As the demands placed on data centres intensify, more quality cloud-based solutions emerge. This means Data Centre Migration to the cloud, is becoming an increasingly unavoidable consideration for IT managers. Although a complex undertaking, the efficiency benefits further down the line can often justify the time, effort and capital required.

[easy-tweet tweet=”Migration to the #cloud can take several forms: #IaaS, #SaaS and #PaaS” user=”comparethecloud”]

Migration to the cloud can take several forms: Infrastructure as a Service (IaaS), Software as a Service (SaaS) and Platform as a Service (PaaS). IaaS involves substituting servers in your data centre for servers in the Cloud. The leading providers of these types of services are Amazon Web Services and Microsoft Azure, though a plethora of local data centres provide similar, albeit somewhat less scalable services. SaaS, of which Salesforce is probably the most well-known, is at the other end of the scale to IaaS, whereas PaaS, such as Amazon Elastic Cloud, Force.com (by Salesforce) and Azure web platform, sits in-between these two approaches.

Managing your own data centres allows you to remain in complete control

Managing your own data centres allows you to remain in complete control, but can be very costly. For this reason, many have decided to look at migrating some or all of the hosting from their own data centres to the cloud.
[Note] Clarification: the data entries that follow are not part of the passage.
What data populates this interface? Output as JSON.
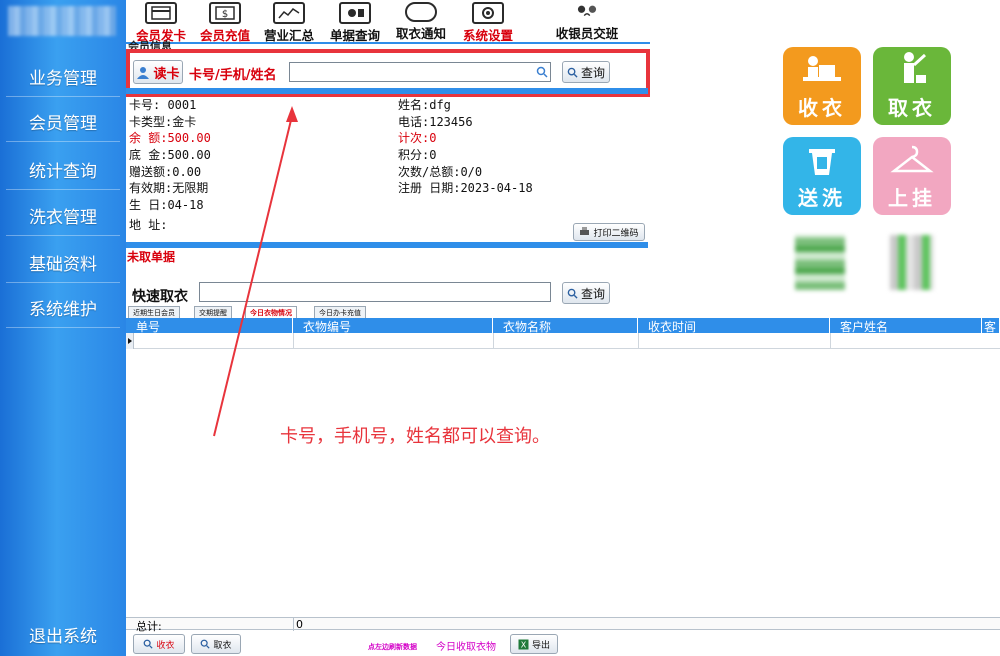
{
  "sidebar": {
    "items": [
      {
        "label": "业务管理"
      },
      {
        "label": "会员管理"
      },
      {
        "label": "统计查询"
      },
      {
        "label": "洗衣管理"
      },
      {
        "label": "基础资料"
      },
      {
        "label": "系统维护"
      }
    ],
    "exit_label": "退出系统"
  },
  "toolbar": {
    "items": [
      {
        "label": "会员发卡",
        "icon": "card-icon",
        "color": "#d8000c"
      },
      {
        "label": "会员充值",
        "icon": "money-icon",
        "color": "#d8000c"
      },
      {
        "label": "营业汇总",
        "icon": "chart-icon",
        "color": "#111111"
      },
      {
        "label": "单据查询",
        "icon": "document-icon",
        "color": "#111111"
      },
      {
        "label": "取衣通知",
        "icon": "message-icon",
        "color": "#111111"
      },
      {
        "label": "系统设置",
        "icon": "settings-icon",
        "color": "#d8000c"
      },
      {
        "label": "收银员交班",
        "icon": "handover-icon",
        "color": "#111111"
      }
    ]
  },
  "search": {
    "section_label": "会员信息",
    "read_card": "读卡",
    "field_label": "卡号/手机/姓名",
    "input_value": "",
    "query_button": "查询"
  },
  "member": {
    "card_no": "卡号: 0001",
    "card_type": "卡类型:金卡",
    "balance": "余 额:500.00",
    "base_amount": "底 金:500.00",
    "gift_amount": "赠送额:0.00",
    "validity": "有效期:无限期",
    "birthday": "生 日:04-18",
    "address": "地 址:",
    "name": "姓名:dfg",
    "phone": "电话:123456",
    "count": "计次:0",
    "points": "积分:0",
    "times": "次数/总额:0/0",
    "register": "注册 日期:2023-04-18",
    "print_qr": "打印二维码"
  },
  "unpicked": {
    "label": "未取单据"
  },
  "quick_pick": {
    "label": "快速取衣",
    "value": "",
    "query_button": "查询"
  },
  "tiles": [
    {
      "label": "收衣",
      "color": "#f39a1e",
      "icon": "receive-clothes-icon"
    },
    {
      "label": "取衣",
      "color": "#6ab73a",
      "icon": "pickup-clothes-icon"
    },
    {
      "label": "送洗",
      "color": "#33b5e8",
      "icon": "wash-icon"
    },
    {
      "label": "上挂",
      "color": "#f2a7c1",
      "icon": "hanger-icon"
    }
  ],
  "tabs": [
    {
      "label": "近期生日会员"
    },
    {
      "label": "交期提醒"
    },
    {
      "label": "今日衣物情况"
    },
    {
      "label": "今日办卡充值"
    }
  ],
  "table": {
    "columns": [
      "单号",
      "衣物编号",
      "衣物名称",
      "收衣时间",
      "客户姓名",
      "客"
    ]
  },
  "footer": {
    "total_label": "总计:",
    "total_value": "0",
    "receive_button": "收衣",
    "pickup_button": "取衣",
    "refresh_hint": "点左边刷新数据",
    "today_received": "今日收取衣物",
    "export_button": "导出"
  },
  "annotation": {
    "text": "卡号，手机号，姓名都可以查询。"
  }
}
However, this does mean entrusting your data and some or all of your operations to a third party. What happens if there is a security breach, data loss or an outage? These issues boil down to two questions; do you trust the third party, and if you do, will your regulatory environment allow you to entrust your data and operations to them?
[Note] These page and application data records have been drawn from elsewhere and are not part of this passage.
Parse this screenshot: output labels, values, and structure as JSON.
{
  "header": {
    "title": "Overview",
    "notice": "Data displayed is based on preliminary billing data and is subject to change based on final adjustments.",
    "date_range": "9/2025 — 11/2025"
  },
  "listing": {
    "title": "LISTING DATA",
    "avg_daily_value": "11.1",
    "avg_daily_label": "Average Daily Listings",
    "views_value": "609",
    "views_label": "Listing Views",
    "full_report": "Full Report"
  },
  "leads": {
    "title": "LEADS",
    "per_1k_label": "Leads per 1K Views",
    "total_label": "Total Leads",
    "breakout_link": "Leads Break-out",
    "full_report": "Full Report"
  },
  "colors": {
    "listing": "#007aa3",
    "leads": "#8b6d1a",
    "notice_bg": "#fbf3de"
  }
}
Once a decision has been taken to migrate to the Cloud, it is important that you plan thoroughly and stick to a clear and thought-out structure. Here are some tips to help ensure your Data Centre Migration to the Cloud flows well:
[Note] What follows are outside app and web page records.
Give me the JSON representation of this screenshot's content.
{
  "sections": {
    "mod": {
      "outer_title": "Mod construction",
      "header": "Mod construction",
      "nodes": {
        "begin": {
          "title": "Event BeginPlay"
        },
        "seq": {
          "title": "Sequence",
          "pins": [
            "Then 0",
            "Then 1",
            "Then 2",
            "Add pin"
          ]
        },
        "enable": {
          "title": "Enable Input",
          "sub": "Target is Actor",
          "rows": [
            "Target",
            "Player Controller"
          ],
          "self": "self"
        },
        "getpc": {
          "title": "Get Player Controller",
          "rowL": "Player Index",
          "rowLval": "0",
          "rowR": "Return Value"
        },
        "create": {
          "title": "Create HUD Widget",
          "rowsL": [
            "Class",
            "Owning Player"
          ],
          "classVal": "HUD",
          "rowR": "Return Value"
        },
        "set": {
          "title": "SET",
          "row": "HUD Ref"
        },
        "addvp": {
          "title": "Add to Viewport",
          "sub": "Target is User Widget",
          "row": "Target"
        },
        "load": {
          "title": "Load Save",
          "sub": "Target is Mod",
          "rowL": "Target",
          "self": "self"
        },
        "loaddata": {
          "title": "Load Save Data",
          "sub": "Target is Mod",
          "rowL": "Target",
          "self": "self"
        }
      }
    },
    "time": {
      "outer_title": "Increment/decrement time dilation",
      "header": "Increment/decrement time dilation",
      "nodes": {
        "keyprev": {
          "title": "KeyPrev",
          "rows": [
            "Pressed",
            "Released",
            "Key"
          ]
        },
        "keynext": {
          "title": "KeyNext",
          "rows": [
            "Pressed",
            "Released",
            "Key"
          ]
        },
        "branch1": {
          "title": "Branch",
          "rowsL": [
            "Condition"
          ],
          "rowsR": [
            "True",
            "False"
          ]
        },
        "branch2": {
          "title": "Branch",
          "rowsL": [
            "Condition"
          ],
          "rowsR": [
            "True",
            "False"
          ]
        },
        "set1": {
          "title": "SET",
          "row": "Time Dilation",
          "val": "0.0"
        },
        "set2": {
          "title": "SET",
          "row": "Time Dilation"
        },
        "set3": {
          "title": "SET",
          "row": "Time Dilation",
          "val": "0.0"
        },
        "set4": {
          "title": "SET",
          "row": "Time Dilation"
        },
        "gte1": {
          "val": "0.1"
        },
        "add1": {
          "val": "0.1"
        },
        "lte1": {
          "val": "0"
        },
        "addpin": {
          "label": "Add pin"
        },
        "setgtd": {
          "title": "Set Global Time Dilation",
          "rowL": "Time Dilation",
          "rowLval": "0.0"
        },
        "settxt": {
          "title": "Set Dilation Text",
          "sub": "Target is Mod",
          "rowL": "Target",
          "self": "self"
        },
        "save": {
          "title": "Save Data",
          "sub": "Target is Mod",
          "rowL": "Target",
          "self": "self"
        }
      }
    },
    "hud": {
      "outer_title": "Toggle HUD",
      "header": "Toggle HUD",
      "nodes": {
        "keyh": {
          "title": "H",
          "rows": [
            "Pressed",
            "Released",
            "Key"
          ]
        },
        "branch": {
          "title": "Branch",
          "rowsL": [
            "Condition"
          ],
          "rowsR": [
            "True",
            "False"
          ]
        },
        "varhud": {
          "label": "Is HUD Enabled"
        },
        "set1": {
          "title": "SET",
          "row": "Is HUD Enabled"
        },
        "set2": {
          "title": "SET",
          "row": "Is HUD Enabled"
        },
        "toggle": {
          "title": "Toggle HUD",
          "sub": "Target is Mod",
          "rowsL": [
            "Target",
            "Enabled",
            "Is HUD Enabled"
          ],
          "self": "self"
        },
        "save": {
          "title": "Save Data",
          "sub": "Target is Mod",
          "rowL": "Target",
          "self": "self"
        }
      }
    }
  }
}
1) Consider the risks and how you are going to manage them

Generally, the main risks in a Data Centre Migration are loss of data and unplanned periods of downtime. Risks can generally be mitigated by performing trial migrations and testing the relevant applications after the trial migration. More testing incurs greater costs, however, and a balance may have to be struck between the risks avoided by thorough testing and the cost of the testing. Classifying applications by business criticality and the technical difficulty of migrating them can save time and ensure consistency in this decision making process.

[easy-tweet tweet=”A balance may have to be struck between the risks avoided by thorough testing and the cost of the testing”]

2) Identify potential incompatibility issues

Legacy apps often do not translate into new environments due to not having the right operating systems and hardware – IaaS does not normally include the older operating systems which have legacy hardware. There are two ways of dealing with this issue: either finding a way to run the legacy application on modern hardware, which either requires emulating legacy hardware, or replacing the legacy application with a newer one with similar functionality. The new application, may even be SaaS, which would eliminate infrastructure concerns after migration. Replacing the application is a project in its own right and may come with extensive licensing, integration and training costs, but such an exercise may be necessary anyway, and doing it as part of the migration can be cheaper than performing the migration and then replacing the application a short time later.

3) Check the network you are migrating to can be configured to run your apps

During a Data Centre Migration you will be migrating multiple applications which currently exist within a network configured to a certain spec. For IaaS migrations, if the new network does not work in a similar way to the current one, the migration will have to take this into account or the applications will not function correctly after migration. To help avoid issues like this, make sure that you fully understand your current data centre network infrastructure, considering elements such as firewalls, domains and trusts and ensure that you are given a good understanding of the one you are moving to. If the IaaS does not permit the desired settings, adjustments must be made to the applications to allow them to work within the constraints of the IaaS.

make sure that you fully understand your current data centre network infrastructure

4) Consider network latency

It is likely that Cloud based infrastructure will be physically further away from your users than your data centre was. Very often, a traditional data centre is on the same site as the users of the applications it hosts. Cloud infrastructure may be thousands of miles away. For many applications, especially those with a browser based architecture, this will not be a problem. For some applications, especially older ones, an increase in network latency can cause a major drop in performance. To counter this, the application can either be replaced by a more modern one, be hosted on a thin client system such as Citrix XenApp, or be redesigned to work better with higher latency.

5) Talk about discovery

Depending on how long the original Data Centre has been up and running, there may be existing applications which have outlived the presence of the employees that set them up in the first place. It is very feasible that the knowledge of how exactly these applications work and even the very fact that they exist left your company with those staff members.

[easy-tweet tweet=”The main risks during #datacentre migration remain unplanned downtime and loss of #data”]

If you are considering the migration of an entire data centre, it is crucial to know in full what is hosted in the data centre and how each application interacts with others. Lack of awareness about this can result in lost functionality and potential loss of business-critical data. Network tracing and discovery tools can be used to analyse systems over time and re-discover any forgotten components and relationships.

The main risks during migration remain unplanned downtime and loss of data. Those technical risks are complemented by the risks of unforeseen delay and cost, caused by such factors as migrated applications failing tests before going live. To mitigate these risks, a strictly structured and planned approach is essential.